Task requirements: Extract the full set of records that follows, word for word.

Task data:
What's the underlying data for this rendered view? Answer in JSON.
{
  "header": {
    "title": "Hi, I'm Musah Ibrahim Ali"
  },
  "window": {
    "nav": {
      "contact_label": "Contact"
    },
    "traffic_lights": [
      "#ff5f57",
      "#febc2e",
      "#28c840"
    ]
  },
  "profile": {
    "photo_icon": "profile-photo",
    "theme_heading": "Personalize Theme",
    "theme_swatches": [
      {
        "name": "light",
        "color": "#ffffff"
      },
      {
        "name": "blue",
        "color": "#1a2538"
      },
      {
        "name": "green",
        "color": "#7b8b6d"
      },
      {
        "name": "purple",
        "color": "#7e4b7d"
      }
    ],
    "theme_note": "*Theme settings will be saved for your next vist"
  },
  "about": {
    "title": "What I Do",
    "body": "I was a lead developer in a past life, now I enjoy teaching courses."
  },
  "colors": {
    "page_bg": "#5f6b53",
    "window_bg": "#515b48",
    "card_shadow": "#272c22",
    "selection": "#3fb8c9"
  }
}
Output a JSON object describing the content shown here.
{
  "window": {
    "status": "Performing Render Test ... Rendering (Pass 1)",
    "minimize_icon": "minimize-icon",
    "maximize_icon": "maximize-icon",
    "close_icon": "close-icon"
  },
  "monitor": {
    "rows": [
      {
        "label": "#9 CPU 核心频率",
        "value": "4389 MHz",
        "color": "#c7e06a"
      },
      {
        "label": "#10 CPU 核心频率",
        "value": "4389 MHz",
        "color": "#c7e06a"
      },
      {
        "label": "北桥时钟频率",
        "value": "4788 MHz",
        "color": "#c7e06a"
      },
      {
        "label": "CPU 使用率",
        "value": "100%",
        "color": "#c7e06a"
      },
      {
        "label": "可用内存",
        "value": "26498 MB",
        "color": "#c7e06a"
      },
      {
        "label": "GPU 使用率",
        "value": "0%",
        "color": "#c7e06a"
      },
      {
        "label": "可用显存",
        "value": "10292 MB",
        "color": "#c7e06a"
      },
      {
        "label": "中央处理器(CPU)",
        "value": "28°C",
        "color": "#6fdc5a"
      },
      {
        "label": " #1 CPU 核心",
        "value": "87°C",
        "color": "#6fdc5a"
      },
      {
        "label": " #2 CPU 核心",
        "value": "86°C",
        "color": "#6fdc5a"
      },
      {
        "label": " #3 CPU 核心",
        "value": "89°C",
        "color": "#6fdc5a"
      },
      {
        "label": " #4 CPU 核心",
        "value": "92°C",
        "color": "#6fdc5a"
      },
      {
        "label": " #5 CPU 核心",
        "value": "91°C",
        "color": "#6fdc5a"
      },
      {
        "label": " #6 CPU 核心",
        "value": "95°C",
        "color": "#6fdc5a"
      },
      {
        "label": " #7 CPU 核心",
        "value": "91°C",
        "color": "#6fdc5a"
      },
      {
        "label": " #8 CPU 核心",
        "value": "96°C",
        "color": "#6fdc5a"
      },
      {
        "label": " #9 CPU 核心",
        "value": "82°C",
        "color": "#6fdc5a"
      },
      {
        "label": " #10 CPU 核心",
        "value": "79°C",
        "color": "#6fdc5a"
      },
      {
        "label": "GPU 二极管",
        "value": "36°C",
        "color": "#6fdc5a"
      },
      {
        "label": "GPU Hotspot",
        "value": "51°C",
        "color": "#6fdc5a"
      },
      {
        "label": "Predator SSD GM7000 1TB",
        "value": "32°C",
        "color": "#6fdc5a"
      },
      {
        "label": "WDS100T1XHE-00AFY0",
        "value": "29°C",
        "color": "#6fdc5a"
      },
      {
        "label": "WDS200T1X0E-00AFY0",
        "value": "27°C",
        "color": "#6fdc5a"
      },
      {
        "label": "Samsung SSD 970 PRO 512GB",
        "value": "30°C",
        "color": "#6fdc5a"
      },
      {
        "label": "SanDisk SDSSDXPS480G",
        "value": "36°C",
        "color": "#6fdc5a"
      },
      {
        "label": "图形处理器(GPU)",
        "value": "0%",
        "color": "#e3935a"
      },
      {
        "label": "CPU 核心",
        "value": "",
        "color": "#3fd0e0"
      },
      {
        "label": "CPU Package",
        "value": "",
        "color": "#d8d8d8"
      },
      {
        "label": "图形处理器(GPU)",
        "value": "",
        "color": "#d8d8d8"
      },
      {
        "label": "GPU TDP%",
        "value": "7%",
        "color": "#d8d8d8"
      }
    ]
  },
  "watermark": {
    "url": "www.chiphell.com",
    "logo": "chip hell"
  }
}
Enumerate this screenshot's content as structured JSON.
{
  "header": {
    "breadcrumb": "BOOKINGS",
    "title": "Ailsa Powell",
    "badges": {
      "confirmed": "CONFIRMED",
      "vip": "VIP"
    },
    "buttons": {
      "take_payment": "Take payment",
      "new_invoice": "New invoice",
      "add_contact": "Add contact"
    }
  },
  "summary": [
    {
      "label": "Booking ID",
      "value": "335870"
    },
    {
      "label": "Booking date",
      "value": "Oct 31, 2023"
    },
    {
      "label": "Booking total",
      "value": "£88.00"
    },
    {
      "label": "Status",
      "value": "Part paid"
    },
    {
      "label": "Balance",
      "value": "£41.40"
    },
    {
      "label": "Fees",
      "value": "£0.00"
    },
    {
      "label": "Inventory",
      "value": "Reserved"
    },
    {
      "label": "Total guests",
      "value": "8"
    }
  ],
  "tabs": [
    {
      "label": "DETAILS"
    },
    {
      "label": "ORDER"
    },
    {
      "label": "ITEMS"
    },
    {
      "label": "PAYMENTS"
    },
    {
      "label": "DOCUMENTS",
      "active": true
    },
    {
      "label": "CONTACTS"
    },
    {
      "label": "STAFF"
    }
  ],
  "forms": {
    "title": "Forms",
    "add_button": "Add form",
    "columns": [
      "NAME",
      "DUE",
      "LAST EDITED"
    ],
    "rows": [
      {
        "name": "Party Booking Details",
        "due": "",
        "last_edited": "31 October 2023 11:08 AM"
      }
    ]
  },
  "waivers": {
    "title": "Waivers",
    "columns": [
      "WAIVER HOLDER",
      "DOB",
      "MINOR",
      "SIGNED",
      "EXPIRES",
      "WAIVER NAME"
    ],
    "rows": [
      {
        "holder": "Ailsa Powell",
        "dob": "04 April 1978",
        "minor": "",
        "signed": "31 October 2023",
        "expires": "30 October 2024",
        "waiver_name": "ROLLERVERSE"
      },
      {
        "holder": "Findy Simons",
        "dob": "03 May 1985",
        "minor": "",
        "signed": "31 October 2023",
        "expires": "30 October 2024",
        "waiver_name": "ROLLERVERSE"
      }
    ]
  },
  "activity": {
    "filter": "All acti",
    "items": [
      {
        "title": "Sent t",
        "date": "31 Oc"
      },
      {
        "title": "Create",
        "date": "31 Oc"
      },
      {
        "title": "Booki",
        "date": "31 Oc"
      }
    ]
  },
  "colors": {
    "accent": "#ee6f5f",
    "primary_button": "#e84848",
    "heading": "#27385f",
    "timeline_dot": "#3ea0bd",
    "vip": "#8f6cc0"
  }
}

Solution for this exercise:
What's the underlying data for this rendered view? Answer in JSON.
{
  "header": {
    "title": "Hi, I'm Musah Ibrahim Ali"
  },
  "window": {
    "nav": {
      "contact_label": "Contact"
    },
    "traffic_lights": [
      "#ff5f57",
      "#febc2e",
      "#28c840"
    ]
  },
  "profile": {
    "photo_icon": "profile-photo",
    "theme_heading": "Personalize Theme",
    "theme_swatches": [
      {
        "name": "light",
        "color": "#ffffff"
      },
      {
        "name": "blue",
        "color": "#1a2538"
      },
      {
        "name": "green",
        "color": "#7b8b6d"
      },
      {
        "name": "purple",
        "color": "#7e4b7d"
      }
    ],
    "theme_note": "*Theme settings will be saved for your next vist"
  },
  "about": {
    "title": "What I Do",
    "body": "I was a lead developer in a past life, now I enjoy teaching courses."
  },
  "colors": {
    "page_bg": "#5f6b53",
    "window_bg": "#515b48",
    "card_shadow": "#272c22",
    "selection": "#3fb8c9"
  }
}
Output a JSON object describing the content shown here.
{
  "window": {
    "status": "Performing Render Test ... Rendering (Pass 1)",
    "minimize_icon": "minimize-icon",
    "maximize_icon": "maximize-icon",
    "close_icon": "close-icon"
  },
  "monitor": {
    "rows": [
      {
        "label": "#9 CPU 核心频率",
        "value": "4389 MHz",
        "color": "#c7e06a"
      },
      {
        "label": "#10 CPU 核心频率",
        "value": "4389 MHz",
        "color": "#c7e06a"
      },
      {
        "label": "北桥时钟频率",
        "value": "4788 MHz",
        "color": "#c7e06a"
      },
      {
        "label": "CPU 使用率",
        "value": "100%",
        "color": "#c7e06a"
      },
      {
        "label": "可用内存",
        "value": "26498 MB",
        "color": "#c7e06a"
      },
      {
        "label": "GPU 使用率",
        "value": "0%",
        "color": "#c7e06a"
      },
      {
        "label": "可用显存",
        "value": "10292 MB",
        "color": "#c7e06a"
      },
      {
        "label": "中央处理器(CPU)",
        "value": "28°C",
        "color": "#6fdc5a"
      },
      {
        "label": " #1 CPU 核心",
        "value": "87°C",
        "color": "#6fdc5a"
      },
      {
        "label": " #2 CPU 核心",
        "value": "86°C",
        "color": "#6fdc5a"
      },
      {
        "label": " #3 CPU 核心",
        "value": "89°C",
        "color": "#6fdc5a"
      },
      {
        "label": " #4 CPU 核心",
        "value": "92°C",
        "color": "#6fdc5a"
      },
      {
        "label": " #5 CPU 核心",
        "value": "91°C",
        "color": "#6fdc5a"
      },
      {
        "label": " #6 CPU 核心",
        "value": "95°C",
        "color": "#6fdc5a"
      },
      {
        "label": " #7 CPU 核心",
        "value": "91°C",
        "color": "#6fdc5a"
      },
      {
        "label": " #8 CPU 核心",
        "value": "96°C",
        "color": "#6fdc5a"
      },
      {
        "label": " #9 CPU 核心",
        "value": "82°C",
        "color": "#6fdc5a"
      },
      {
        "label": " #10 CPU 核心",
        "value": "79°C",
        "color": "#6fdc5a"
      },
      {
        "label": "GPU 二极管",
        "value": "36°C",
        "color": "#6fdc5a"
      },
      {
        "label": "GPU Hotspot",
        "value": "51°C",
        "color": "#6fdc5a"
      },
      {
        "label": "Predator SSD GM7000 1TB",
        "value": "32°C",
        "color": "#6fdc5a"
      },
      {
        "label": "WDS100T1XHE-00AFY0",
        "value": "29°C",
        "color": "#6fdc5a"
      },
      {
        "label": "WDS200T1X0E-00AFY0",
        "value": "27°C",
        "color": "#6fdc5a"
      },
      {
        "label": "Samsung SSD 970 PRO 512GB",
        "value": "30°C",
        "color": "#6fdc5a"
      },
      {
        "label": "SanDisk SDSSDXPS480G",
        "value": "36°C",
        "color": "#6fdc5a"
      },
      {
        "label": "图形处理器(GPU)",
        "value": "0%",
        "color": "#e3935a"
      },
      {
        "label": "CPU 核心",
        "value": "",
        "color": "#3fd0e0"
      },
      {
        "label": "CPU Package",
        "value": "",
        "color": "#d8d8d8"
      },
      {
        "label": "图形处理器(GPU)",
        "value": "",
        "color": "#d8d8d8"
      },
      {
        "label": "GPU TDP%",
        "value": "7%",
        "color": "#d8d8d8"
      }
    ]
  },
  "watermark": {
    "url": "www.chiphell.com",
    "logo": "chip hell"
  }
}
Enumerate this screenshot's content as structured JSON.
{
  "header": {
    "breadcrumb": "BOOKINGS",
    "title": "Ailsa Powell",
    "badges": {
      "confirmed": "CONFIRMED",
      "vip": "VIP"
    },
    "buttons": {
      "take_payment": "Take payment",
      "new_invoice": "New invoice",
      "add_contact": "Add contact"
    }
  },
  "summary": [
    {
      "label": "Booking ID",
      "value": "335870"
    },
    {
      "label": "Booking date",
      "value": "Oct 31, 2023"
    },
    {
      "label": "Booking total",
      "value": "£88.00"
    },
    {
      "label": "Status",
      "value": "Part paid"
    },
    {
      "label": "Balance",
      "value": "£41.40"
    },
    {
      "label": "Fees",
      "value": "£0.00"
    },
    {
      "label": "Inventory",
      "value": "Reserved"
    },
    {
      "label": "Total guests",
      "value": "8"
    }
  ],
  "tabs": [
    {
      "label": "DETAILS"
    },
    {
      "label": "ORDER"
    },
    {
      "label": "ITEMS"
    },
    {
      "label": "PAYMENTS"
    },
    {
      "label": "DOCUMENTS",
      "active": true
    },
    {
      "label": "CONTACTS"
    },
    {
      "label": "STAFF"
    }
  ],
  "forms": {
    "title": "Forms",
    "add_button": "Add form",
    "columns": [
      "NAME",
      "DUE",
      "LAST EDITED"
    ],
    "rows": [
      {
        "name": "Party Booking Details",
        "due": "",
        "last_edited": "31 October 2023 11:08 AM"
      }
    ]
  },
  "waivers": {
    "title": "Waivers",
    "columns": [
      "WAIVER HOLDER",
      "DOB",
      "MINOR",
      "SIGNED",
      "EXPIRES",
      "WAIVER NAME"
    ],
    "rows": [
      {
        "holder": "Ailsa Powell",
        "dob": "04 April 1978",
        "minor": "",
        "signed": "31 October 2023",
        "expires": "30 October 2024",
        "waiver_name": "ROLLERVERSE"
      },
      {
        "holder": "Findy Simons",
        "dob": "03 May 1985",
        "minor": "",
        "signed": "31 October 2023",
        "expires": "30 October 2024",
        "waiver_name": "ROLLERVERSE"
      }
    ]
  },
  "activity": {
    "filter": "All acti",
    "items": [
      {
        "title": "Sent t",
        "date": "31 Oc"
      },
      {
        "title": "Create",
        "date": "31 Oc"
      },
      {
        "title": "Booki",
        "date": "31 Oc"
      }
    ]
  },
  "colors": {
    "accent": "#ee6f5f",
    "primary_button": "#e84848",
    "heading": "#27385f",
    "timeline_dot": "#3ea0bd",
    "vip": "#8f6cc0"
  }
}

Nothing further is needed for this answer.